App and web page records
————

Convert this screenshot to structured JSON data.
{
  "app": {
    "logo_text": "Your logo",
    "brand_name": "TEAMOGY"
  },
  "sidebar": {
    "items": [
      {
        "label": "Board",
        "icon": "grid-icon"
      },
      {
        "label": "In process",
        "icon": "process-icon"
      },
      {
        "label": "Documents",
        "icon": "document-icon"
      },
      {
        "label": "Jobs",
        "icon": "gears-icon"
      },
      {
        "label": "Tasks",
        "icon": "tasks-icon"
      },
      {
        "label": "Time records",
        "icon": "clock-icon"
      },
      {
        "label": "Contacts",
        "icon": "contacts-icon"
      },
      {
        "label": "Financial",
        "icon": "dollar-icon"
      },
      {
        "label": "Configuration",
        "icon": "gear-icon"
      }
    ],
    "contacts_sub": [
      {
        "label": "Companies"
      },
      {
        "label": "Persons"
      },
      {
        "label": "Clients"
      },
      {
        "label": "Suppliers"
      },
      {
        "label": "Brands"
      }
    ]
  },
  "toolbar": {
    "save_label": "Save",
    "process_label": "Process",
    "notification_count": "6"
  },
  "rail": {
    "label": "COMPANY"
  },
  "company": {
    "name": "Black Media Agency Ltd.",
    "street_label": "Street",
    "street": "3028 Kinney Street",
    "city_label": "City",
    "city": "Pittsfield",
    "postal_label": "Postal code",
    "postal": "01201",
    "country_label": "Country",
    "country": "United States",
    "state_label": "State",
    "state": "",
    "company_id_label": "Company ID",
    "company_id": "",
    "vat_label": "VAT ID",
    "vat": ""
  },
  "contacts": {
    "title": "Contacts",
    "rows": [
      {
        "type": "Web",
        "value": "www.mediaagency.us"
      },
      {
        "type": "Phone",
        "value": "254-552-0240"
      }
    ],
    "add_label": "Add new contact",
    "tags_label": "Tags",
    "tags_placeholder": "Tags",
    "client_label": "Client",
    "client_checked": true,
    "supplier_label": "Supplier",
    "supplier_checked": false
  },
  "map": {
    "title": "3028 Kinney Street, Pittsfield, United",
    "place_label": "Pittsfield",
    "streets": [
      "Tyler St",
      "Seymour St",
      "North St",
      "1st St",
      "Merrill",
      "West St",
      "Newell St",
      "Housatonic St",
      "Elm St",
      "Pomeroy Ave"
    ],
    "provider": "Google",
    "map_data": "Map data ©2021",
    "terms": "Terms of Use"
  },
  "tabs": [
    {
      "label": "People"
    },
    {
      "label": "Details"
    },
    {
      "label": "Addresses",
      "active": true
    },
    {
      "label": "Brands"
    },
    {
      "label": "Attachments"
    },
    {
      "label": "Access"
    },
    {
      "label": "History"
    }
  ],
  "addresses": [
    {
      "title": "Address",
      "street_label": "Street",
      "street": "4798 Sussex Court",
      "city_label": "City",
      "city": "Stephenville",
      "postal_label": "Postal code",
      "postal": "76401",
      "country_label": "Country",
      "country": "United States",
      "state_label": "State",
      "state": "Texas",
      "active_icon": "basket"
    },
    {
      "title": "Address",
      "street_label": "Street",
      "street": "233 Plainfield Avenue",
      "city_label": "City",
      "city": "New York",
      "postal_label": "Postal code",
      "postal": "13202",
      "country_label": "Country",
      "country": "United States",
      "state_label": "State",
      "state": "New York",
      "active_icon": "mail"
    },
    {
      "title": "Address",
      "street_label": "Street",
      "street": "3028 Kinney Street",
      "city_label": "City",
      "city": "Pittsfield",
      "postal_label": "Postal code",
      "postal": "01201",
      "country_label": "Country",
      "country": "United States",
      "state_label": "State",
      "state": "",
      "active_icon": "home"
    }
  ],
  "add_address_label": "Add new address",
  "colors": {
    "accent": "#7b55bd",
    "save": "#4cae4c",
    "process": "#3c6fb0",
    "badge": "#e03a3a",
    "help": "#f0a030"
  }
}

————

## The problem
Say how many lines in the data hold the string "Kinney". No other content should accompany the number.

## Answer space
3